There’s certainly some quirkiness inherent in the Bernstein. [Note: Field has at least one zany moment up his sleeve.] But you tell me: Why Candide as your final production?

Because my wife wanted it. My dear wife Tracey wanted to see Candide, so I said, “Well, sure, why not?”

It’s a favorite of hers?

She’s very moved by it. The ending is really special: It’s a great piece to go out with. And it exemplifies so much about what’s good about this country. You have a composer in Leonard Bernstein—the son of immigrant parents—who’s this natural genius. And within the context of this country at the time, he finds a place for his genius to grow and flower.

And of course, Candide ends with “Make Our Garden Grow.”

Yes—it’s very inspirational.

The music in general is beloved, both instrumental and vocal. What stands out to you most about it?

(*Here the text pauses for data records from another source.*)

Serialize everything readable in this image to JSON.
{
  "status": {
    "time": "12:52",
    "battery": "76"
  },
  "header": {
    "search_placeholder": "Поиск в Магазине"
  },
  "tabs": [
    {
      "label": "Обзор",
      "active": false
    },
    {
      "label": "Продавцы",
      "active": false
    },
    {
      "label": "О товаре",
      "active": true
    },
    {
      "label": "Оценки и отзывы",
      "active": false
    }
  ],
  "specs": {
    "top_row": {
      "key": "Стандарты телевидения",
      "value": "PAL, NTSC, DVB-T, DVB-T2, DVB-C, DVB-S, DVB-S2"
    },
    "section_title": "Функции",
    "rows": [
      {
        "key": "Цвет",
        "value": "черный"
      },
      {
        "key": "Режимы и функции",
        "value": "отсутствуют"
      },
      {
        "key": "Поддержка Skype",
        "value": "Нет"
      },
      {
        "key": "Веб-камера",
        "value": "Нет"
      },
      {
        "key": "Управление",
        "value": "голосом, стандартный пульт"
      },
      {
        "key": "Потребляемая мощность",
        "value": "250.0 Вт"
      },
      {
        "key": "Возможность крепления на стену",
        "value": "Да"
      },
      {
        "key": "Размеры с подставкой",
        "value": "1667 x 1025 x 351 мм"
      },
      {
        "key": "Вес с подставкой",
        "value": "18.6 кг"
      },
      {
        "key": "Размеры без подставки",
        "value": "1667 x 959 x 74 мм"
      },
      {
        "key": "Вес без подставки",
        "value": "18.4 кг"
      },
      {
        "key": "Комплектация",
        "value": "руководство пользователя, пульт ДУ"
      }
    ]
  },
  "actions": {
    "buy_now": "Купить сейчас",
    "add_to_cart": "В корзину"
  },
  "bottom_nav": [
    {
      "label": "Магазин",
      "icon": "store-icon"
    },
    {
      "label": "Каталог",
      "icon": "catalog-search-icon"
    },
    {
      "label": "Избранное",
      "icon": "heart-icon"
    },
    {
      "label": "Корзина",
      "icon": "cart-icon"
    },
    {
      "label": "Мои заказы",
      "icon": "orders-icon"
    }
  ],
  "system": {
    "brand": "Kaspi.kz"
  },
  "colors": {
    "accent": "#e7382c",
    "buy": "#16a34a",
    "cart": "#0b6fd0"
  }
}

Lenny’s music just has such joy and depth of emotion, and it’s brilliantly orchestrated. Plus, there’s the versatility he had as a composer. He writes a tango, a Viennese waltz, a French waltz, a sailor song—the breadth of styles that he was able to write in is absolutely phenomenal. I think I admire that because I also try to work in a variety of different styles. I’ve always admired creative people who aren’t locked into one specific way of doing something all the time.

Looking beyond Candide and beyond this year, what’s next for you? I know you’re also a certified equine massage therapist.

That’s going to be my new full-time occupation. One thing I’ve learned from horses is that they need a job to do: They really operate best when they have structure and a very clear idea of what’s expected of them. And I think people are kind of the same way. I know that when I retire from teaching at Oberlin Conservatory, I’m going to need something whereby I can make myself of service to other people, and to horses. So I’m going to be pursuing that full time, and hopefully making a lot of horses in Northeast Ohio happy.

Last thoughts about your Oberlin career?

Well, I’ve worked with a really great group of people here: designers, teachers, technicians, production assistants. And the students have been uniformly great. Interesting and challenging, as the Oberlin student is supposed to be.

Jarrett Hoffman ’14 is a freelance writer and clarinetist based in New York.

Candide performances are at 8 p.m Thursday, March 9 through Saturday, March 11 and at 2 p.m. on Sunday, March 12. Tickets are $10; $8 for students available online and through Oberlin Central Ticket Service.

You may also like…